This is a maze solving robot I've been working on for our annual robotic competition. Some parts are bought and some parts were lying around collecting dust. So here is my instructables to make a decent maze solving robot. I will be adding steps as I make progress and this will be my first post, so bare with me. Feel free to add your suggestions and feedbacks to improve this robot as i will be keep working on it...
Step 1: Parts
1, Kid Galaxy Toy that was lying around, I've decided to take its wheel platform as the base for the robot. You could make your own if you prefer so, but make sure you dont hook the wheels directly to the dc motor as there wouldnt be enough torque to carry the payloads and your mice will stall and eat your battery juice(learned this hard way from my very first prototype). add gears to generate torque. This toy base seems to have good gear system for a decent torque and speed for the competiton. two wheels on both sides are linked so they rotates same direction using one motor, other side is the same and have another dedicate motor. so two motors to control two individual sides. In fact, I noticed, the professionals in International Micromouse competitions use the same drive method.
2, Arduino UNO [Amazon]
3, Adafruit Motorshield for the UNO [Amazon]
4, Parallax 3-Axis gyro [Parallax]
5, Parallax Ping))) ultrasonic sensor ( x 3) [Parallax]
6, 12x12 Acrylic sheet (1/16 in) [ Lowe's]
7, 3/4in standoffs [Radioshack]
8, 9V battery holder (x 2) (im using two batteries, one to power the motors, and another to power everything else)
9, some nuts and bolts. [Lowe's]
I will add more details for the listed parts soon....
Step 2: Solidworks

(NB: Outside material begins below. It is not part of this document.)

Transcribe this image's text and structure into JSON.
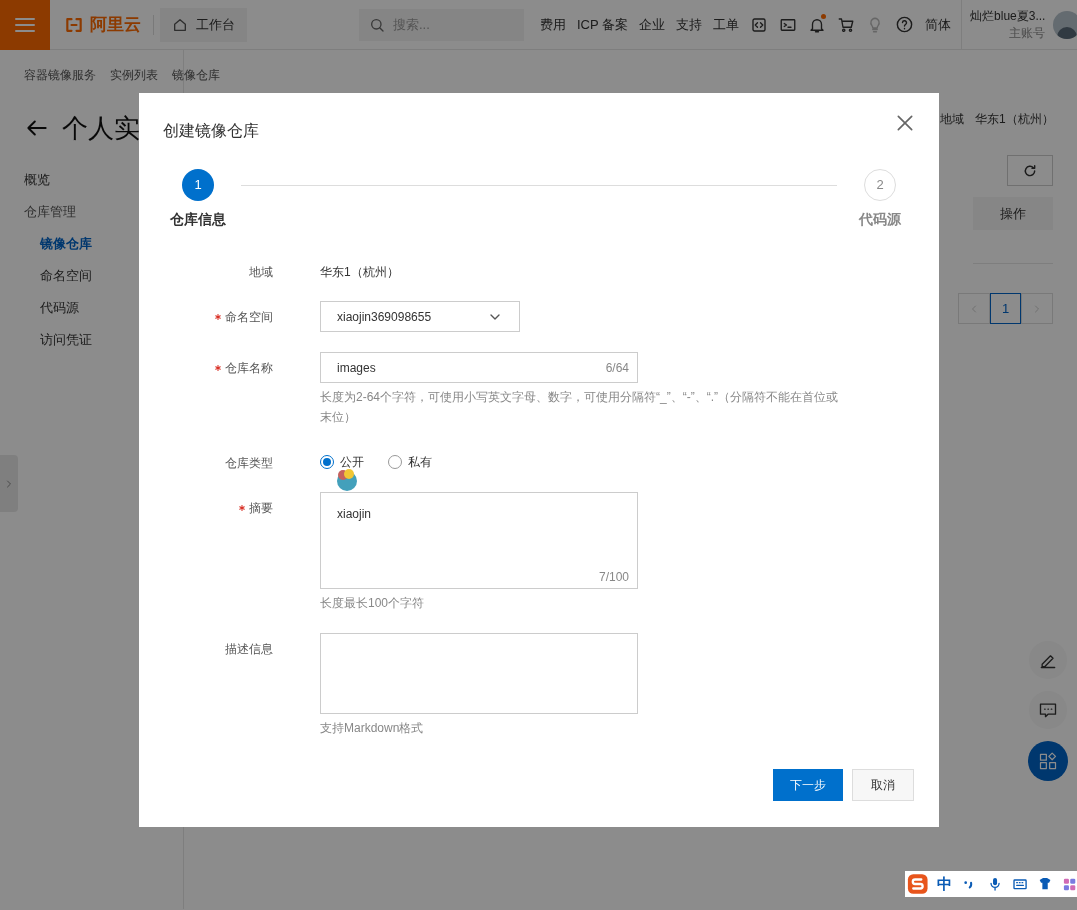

I use Soldworks to design and cut the Acrylic sheet in order to make more room for the gadgets by creating the robot base, sensor and micro controller mounts.For those who dont have access to a CAD tool such as Solidworks, you can manually do it by cutting the acrylic using any cutting tool as per the given dimensions. For me, I have access to Solidworks and CNC laser cutter, which help me spend less time and less human error. Either way it will work.
PS: I have attached the solidworks part files and a PDF drawing files with measurements for those who wanna manually cut the acrylic. Measurements are in inches unless specified otherwise.
There is an L-backet you need to mount the Ping mount to the base plate. I am not attaching the CAD file for the L-bracket since I made it by manually cutting out from the sheet. In order to get the L shape, I had to heat it then bend it. If you are not careful with the bending, you may not get the bend on the same exact position for the three required pieces, which will make the ping sensors look uneven when mounted. So I cut out a longer square piece then bend it. that way I can make sure the L-brackets are even shaped. You could also buy L-backets off the shelf and use it if you want to avoid the trouble of heating the acrylic.
Step 3: Assembly
information coming soon..,,,,
Step 4: Programming
Information comming soon....
Step 5: Testing
Information coming soon...